May 9 (UPI) -- Sucralose, the artificial sweetener in Splenda, has been found to be safe and not cancer causing, according to the European Food Safety Authority, or EFSA.
The EFSA's findings reject previous allegations made by the Ramazzini Institute, a small Italian laboratory, which stated that mice studies they conducted showed sucralose caused cancer.
In 2013, food advocates downgraded Splenda from "safe" to "caution" because of a study conducted at the Ramazzini Institute.
While that study and another conducted in 2015 linked sucralose to a higher risk for leukemia -- based on experiments where levels of the sweetener were fed to mice that were thousands of times higher than a person would consume -- a 2016 analysis of studies, which was funded by Splenda creator McNeil Nutritionals, suggested the sweetener is safe at normal consumption levels.
EFSA found several issues with the Ramazzini study, including the use of an unconventional design leading to inconclusive, unreliable results and were unable to prove any probable effect of sucralose on tumor development.
They also found that reliable data interpretation was compromised and the conclusions drawn were not supported by data.
The Ramazzini Institute has been criticized in the past for not complying with recognized research standards in its sweetener studies.
Members of the U.S. Congress have also expressed concerns related to funding of the Ramazzini lab, which they suggest does not adequately meet scientific integrity standards.
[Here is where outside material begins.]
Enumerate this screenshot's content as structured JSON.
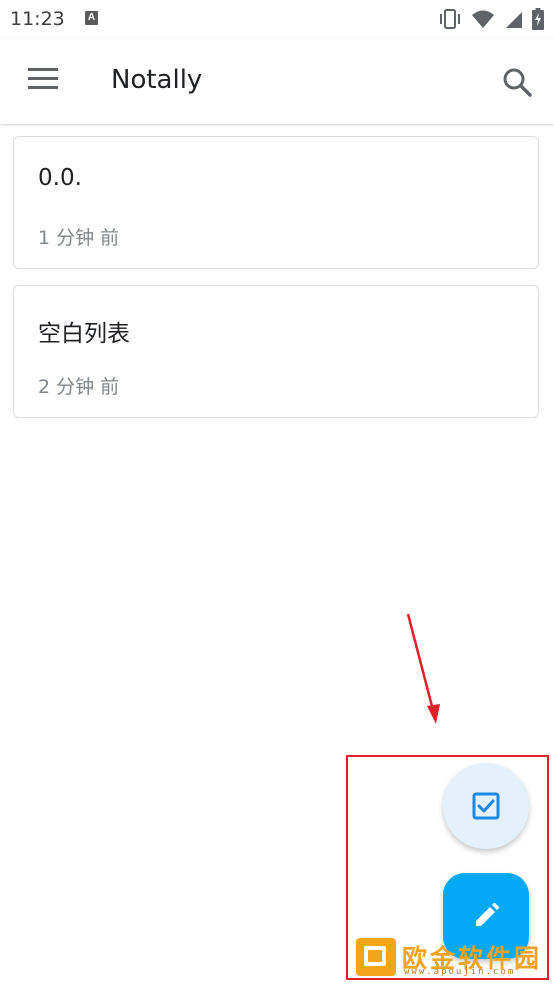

The safety of sucralose has been demonstrated by a large number of researchers, including the U.S. Food and Drug Administration, or FDA, and other regulatory agencies, with more than 110 scientific studies designed and conducted to meet the recommended research programs set by expert health authorities investigating the safety of new food ingredients.